What is being asked - How many lines of the listing below contain "verbg"? State the number alone.

Exercise material -

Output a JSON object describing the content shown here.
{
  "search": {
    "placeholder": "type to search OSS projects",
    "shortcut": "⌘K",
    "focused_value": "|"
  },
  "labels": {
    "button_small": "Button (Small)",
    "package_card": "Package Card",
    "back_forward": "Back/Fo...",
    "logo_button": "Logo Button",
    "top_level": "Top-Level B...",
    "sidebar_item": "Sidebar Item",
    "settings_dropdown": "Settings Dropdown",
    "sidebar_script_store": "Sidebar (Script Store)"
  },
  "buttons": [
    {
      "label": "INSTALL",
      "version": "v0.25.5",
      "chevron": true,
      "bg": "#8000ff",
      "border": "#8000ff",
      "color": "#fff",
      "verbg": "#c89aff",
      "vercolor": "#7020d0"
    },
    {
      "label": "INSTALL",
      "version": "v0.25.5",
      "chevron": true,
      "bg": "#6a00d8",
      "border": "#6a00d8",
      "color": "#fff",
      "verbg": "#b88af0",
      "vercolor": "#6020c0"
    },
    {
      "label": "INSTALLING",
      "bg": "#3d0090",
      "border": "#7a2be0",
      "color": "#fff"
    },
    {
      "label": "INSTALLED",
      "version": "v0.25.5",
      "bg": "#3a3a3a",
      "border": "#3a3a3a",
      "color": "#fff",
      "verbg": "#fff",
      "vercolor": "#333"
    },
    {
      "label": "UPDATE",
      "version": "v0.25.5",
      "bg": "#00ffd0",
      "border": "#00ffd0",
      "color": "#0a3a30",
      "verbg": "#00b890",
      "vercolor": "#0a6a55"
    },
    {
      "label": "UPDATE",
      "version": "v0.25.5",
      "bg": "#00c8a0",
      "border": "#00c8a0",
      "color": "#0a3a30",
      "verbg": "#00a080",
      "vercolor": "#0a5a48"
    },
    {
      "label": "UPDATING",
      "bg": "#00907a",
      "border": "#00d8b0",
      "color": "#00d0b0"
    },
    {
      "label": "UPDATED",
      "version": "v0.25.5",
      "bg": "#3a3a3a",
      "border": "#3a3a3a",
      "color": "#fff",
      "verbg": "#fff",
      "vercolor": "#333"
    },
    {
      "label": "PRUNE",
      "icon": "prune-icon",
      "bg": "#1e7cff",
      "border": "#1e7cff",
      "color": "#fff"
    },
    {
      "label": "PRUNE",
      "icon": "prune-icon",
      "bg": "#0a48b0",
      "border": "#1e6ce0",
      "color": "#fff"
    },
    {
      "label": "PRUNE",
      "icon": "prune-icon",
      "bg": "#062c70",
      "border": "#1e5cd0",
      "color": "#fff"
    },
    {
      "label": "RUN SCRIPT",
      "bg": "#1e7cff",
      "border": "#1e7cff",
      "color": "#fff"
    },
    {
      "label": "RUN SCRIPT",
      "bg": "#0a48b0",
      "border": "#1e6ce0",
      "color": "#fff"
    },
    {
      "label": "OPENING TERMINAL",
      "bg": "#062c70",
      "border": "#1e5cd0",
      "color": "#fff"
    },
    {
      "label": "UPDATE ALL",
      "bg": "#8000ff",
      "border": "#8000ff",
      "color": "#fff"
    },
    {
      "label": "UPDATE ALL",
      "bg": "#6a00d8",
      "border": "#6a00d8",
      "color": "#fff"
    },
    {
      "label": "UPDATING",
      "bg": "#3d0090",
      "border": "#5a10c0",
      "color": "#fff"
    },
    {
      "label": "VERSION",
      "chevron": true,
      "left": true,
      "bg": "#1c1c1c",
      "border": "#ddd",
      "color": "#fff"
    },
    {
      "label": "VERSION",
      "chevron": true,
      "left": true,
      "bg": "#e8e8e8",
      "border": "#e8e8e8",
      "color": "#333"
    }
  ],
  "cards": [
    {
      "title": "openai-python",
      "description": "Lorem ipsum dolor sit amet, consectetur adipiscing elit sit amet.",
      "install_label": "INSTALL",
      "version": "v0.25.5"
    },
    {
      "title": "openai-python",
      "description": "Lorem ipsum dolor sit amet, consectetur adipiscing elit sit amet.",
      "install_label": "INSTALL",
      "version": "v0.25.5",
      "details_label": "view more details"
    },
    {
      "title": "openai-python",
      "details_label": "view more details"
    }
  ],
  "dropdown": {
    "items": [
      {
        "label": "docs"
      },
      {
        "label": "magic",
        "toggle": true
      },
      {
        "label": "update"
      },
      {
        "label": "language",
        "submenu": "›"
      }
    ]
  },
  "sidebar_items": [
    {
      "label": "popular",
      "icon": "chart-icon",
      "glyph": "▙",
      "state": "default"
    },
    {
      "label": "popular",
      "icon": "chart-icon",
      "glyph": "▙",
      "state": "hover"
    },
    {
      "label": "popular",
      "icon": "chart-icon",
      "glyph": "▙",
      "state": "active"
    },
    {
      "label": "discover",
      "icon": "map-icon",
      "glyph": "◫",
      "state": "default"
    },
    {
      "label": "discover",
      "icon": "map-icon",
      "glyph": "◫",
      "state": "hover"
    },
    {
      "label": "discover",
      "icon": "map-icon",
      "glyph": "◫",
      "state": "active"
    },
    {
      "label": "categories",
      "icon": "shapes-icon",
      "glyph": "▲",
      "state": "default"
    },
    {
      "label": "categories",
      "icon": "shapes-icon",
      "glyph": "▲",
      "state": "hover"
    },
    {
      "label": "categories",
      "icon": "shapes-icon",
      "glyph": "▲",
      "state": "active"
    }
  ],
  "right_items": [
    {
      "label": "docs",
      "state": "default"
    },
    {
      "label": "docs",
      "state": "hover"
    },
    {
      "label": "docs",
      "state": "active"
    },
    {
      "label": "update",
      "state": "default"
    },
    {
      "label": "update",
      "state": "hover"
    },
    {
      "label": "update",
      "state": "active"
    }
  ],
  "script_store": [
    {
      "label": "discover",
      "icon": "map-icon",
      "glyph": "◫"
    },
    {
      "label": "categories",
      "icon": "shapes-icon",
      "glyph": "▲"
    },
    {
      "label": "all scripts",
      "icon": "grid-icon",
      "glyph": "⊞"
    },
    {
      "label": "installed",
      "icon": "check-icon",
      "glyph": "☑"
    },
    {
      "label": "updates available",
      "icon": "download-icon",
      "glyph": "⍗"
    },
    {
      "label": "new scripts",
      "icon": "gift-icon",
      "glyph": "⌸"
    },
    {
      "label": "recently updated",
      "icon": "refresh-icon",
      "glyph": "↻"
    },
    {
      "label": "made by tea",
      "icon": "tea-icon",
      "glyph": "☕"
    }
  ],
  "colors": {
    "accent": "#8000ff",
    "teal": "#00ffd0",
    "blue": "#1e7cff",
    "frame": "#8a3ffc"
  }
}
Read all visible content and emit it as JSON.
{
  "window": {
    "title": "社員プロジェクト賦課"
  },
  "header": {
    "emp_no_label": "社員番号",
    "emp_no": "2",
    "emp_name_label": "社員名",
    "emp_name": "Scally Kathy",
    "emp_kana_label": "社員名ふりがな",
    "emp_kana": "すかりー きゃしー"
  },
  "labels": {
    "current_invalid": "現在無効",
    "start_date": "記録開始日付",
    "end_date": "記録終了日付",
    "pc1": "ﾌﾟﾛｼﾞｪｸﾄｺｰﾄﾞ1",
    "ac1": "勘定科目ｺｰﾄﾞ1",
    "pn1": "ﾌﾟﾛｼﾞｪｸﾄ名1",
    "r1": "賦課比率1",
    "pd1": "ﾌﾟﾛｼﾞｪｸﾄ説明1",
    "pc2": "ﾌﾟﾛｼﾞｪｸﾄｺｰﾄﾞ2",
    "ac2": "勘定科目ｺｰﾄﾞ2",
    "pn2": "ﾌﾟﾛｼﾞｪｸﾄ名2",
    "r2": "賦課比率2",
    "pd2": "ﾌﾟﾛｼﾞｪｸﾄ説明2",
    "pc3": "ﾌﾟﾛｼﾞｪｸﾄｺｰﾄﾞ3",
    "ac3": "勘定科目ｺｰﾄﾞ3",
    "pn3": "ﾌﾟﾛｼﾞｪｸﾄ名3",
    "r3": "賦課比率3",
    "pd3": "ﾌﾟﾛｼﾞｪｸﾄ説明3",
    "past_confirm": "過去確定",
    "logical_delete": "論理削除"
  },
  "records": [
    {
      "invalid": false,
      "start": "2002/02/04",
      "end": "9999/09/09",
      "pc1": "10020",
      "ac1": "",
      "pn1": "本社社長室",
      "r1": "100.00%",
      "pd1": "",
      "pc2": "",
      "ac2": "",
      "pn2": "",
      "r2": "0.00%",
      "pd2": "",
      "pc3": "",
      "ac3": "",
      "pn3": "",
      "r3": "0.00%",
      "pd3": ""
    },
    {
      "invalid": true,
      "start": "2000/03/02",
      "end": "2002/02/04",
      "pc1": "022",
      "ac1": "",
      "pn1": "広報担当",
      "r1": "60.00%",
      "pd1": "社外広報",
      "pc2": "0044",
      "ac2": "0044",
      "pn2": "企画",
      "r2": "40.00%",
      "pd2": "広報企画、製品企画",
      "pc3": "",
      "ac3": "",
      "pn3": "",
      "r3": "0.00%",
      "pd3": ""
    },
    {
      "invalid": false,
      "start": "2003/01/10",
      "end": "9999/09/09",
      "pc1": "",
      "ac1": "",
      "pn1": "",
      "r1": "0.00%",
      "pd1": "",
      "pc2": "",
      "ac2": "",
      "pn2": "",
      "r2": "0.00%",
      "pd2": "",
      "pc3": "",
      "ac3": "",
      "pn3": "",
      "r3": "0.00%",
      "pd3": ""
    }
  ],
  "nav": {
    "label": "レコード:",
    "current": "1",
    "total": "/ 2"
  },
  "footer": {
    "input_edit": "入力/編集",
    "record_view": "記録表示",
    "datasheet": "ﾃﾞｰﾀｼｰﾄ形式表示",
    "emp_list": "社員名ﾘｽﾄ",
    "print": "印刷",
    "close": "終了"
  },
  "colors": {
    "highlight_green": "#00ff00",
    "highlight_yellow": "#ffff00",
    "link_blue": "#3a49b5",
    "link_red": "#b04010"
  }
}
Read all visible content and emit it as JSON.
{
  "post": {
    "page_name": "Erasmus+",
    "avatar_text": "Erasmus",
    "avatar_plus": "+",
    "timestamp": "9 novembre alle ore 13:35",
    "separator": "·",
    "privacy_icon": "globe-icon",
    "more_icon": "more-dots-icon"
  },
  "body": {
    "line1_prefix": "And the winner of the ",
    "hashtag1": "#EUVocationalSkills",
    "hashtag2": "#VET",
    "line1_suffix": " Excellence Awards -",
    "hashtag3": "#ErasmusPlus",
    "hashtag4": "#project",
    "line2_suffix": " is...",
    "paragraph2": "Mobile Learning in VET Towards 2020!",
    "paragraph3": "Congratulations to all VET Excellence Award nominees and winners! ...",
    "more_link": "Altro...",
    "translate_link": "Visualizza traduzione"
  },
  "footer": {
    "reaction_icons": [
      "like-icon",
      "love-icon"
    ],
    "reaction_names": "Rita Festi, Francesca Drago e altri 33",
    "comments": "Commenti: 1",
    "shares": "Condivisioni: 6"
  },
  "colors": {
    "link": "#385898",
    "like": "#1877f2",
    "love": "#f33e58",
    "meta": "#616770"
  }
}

Output for this task - 6